■ **Problem description**
Give the number of lines in the data that hold the string "view". Nothing else is needed.

■ **Data provided**
========

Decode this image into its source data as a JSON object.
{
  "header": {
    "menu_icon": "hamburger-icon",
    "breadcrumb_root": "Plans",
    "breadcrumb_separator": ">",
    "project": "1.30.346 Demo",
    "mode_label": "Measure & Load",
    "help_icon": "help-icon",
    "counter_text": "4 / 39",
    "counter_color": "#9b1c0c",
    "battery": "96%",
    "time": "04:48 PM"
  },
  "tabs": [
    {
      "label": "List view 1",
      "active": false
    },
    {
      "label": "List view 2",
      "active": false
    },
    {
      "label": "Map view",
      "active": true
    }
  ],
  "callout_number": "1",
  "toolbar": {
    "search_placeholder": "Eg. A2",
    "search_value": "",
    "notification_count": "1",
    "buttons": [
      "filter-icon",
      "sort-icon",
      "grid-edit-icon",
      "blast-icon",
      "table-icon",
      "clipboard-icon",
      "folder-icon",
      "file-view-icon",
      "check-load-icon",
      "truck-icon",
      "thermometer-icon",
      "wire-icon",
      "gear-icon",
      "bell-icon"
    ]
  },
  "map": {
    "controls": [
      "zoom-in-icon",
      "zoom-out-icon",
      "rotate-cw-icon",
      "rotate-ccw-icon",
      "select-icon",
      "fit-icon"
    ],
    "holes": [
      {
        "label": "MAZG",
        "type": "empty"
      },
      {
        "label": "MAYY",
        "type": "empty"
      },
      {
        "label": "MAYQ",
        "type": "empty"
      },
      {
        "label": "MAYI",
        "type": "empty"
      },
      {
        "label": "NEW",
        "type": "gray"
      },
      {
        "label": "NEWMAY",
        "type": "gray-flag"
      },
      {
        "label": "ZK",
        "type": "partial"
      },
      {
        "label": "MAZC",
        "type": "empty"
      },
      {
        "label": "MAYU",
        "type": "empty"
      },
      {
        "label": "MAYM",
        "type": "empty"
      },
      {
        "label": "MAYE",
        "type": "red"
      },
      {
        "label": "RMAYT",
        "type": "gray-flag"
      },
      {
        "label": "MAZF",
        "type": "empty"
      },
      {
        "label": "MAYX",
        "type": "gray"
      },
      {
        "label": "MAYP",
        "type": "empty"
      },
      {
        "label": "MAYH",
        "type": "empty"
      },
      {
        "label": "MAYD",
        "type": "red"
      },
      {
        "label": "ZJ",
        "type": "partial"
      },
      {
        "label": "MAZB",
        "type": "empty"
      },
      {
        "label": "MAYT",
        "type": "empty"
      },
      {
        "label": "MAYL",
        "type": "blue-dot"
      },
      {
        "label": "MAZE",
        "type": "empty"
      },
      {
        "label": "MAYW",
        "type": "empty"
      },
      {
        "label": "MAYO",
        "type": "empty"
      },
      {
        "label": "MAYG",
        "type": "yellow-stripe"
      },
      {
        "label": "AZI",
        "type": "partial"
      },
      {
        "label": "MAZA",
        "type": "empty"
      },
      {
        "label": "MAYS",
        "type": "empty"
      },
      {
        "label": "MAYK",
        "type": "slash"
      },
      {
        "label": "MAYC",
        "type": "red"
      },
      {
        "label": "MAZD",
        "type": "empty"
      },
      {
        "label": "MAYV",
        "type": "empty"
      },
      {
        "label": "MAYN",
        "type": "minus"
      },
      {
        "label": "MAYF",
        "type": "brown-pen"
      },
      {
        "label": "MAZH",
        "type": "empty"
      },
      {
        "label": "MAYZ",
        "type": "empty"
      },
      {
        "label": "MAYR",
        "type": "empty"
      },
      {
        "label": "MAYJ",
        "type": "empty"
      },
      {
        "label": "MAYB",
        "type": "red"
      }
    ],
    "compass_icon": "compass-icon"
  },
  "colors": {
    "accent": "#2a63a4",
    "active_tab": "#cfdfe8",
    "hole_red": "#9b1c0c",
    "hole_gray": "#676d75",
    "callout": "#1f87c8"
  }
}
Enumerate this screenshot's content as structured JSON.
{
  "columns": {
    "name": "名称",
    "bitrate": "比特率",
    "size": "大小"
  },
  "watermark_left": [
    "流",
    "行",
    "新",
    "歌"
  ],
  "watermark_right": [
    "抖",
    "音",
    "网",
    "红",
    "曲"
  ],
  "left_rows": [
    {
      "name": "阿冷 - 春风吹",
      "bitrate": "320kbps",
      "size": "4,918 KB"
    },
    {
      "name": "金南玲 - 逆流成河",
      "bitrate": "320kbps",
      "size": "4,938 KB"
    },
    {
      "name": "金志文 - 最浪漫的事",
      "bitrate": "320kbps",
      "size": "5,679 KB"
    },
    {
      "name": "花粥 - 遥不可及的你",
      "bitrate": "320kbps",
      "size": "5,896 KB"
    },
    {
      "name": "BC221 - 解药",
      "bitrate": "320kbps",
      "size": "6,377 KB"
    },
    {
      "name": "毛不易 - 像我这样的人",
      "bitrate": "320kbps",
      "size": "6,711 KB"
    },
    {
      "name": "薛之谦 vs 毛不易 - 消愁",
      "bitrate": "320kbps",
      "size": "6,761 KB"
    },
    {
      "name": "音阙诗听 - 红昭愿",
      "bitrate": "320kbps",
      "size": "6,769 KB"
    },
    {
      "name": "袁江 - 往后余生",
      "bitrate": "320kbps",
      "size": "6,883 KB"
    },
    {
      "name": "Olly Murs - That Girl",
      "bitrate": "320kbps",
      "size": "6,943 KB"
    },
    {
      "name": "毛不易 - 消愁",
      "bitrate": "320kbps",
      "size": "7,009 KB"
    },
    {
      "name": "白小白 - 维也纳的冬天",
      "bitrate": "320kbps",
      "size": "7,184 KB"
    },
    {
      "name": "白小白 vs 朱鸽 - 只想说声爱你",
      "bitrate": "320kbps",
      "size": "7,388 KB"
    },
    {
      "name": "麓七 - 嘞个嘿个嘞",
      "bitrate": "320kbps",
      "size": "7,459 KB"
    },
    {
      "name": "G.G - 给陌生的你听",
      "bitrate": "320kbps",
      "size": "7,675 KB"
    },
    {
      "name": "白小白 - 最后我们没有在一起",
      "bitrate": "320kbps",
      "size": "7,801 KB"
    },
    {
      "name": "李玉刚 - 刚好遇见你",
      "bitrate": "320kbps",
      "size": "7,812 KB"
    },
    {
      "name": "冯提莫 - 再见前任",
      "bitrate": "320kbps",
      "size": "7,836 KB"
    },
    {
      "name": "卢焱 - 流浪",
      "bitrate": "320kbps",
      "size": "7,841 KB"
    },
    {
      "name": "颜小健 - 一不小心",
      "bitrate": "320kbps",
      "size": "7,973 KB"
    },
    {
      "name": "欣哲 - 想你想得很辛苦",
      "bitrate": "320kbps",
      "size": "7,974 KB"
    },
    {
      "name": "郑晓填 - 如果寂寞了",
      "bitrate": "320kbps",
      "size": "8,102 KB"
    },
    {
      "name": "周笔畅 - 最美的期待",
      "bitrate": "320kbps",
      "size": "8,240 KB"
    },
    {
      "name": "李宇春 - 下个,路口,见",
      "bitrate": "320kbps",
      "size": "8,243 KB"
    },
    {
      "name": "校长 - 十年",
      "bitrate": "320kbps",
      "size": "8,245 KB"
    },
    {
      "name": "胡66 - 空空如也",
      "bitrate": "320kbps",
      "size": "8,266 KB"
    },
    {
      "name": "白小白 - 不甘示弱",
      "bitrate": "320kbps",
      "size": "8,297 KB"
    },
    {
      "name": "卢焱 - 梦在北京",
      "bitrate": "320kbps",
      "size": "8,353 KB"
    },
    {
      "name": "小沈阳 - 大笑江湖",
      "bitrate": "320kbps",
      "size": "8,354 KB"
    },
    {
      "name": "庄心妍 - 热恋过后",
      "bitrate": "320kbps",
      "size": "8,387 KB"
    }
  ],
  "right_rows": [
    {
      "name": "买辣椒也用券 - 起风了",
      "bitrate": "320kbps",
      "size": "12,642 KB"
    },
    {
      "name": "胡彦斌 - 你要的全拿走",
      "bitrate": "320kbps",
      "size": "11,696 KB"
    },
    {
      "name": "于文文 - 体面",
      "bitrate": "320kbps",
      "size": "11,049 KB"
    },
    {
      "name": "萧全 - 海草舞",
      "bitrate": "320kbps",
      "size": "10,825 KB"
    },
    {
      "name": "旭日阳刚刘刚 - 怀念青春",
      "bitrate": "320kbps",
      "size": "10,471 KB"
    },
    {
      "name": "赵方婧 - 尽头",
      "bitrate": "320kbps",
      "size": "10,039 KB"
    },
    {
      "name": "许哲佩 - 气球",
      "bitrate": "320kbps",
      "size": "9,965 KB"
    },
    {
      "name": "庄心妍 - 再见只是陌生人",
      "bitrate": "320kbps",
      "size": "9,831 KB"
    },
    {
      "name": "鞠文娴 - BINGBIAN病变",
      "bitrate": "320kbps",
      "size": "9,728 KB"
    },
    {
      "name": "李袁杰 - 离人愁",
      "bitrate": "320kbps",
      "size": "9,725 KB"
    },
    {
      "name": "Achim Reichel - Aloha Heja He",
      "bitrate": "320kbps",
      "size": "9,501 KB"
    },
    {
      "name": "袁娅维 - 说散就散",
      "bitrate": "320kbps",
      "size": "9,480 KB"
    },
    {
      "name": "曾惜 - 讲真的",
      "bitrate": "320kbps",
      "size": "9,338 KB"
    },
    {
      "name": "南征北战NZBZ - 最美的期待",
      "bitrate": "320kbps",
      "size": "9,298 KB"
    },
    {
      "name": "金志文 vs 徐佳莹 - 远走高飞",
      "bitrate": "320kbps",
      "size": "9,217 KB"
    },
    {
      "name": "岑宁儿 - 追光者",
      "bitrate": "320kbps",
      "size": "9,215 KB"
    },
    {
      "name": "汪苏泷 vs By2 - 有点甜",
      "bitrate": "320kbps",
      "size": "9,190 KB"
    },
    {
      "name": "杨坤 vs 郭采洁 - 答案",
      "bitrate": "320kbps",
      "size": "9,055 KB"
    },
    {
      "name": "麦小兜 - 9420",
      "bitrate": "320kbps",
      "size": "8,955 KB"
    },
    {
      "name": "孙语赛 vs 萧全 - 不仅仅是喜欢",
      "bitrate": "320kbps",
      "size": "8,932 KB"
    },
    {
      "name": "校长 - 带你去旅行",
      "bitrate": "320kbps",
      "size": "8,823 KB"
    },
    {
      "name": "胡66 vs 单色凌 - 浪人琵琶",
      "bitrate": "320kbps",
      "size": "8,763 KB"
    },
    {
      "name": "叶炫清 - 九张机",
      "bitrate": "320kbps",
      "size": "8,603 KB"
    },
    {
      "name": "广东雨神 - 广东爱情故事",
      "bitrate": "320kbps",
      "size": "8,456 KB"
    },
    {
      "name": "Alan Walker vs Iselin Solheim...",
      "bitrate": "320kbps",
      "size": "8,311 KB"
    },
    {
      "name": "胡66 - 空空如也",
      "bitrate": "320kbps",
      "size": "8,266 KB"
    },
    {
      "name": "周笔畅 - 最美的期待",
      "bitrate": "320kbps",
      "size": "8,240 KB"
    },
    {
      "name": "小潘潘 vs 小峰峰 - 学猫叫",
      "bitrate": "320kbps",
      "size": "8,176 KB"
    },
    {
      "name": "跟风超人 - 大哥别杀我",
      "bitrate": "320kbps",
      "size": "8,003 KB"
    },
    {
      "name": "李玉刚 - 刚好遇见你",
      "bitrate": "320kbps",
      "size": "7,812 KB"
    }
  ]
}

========

■ **Solved problem**
4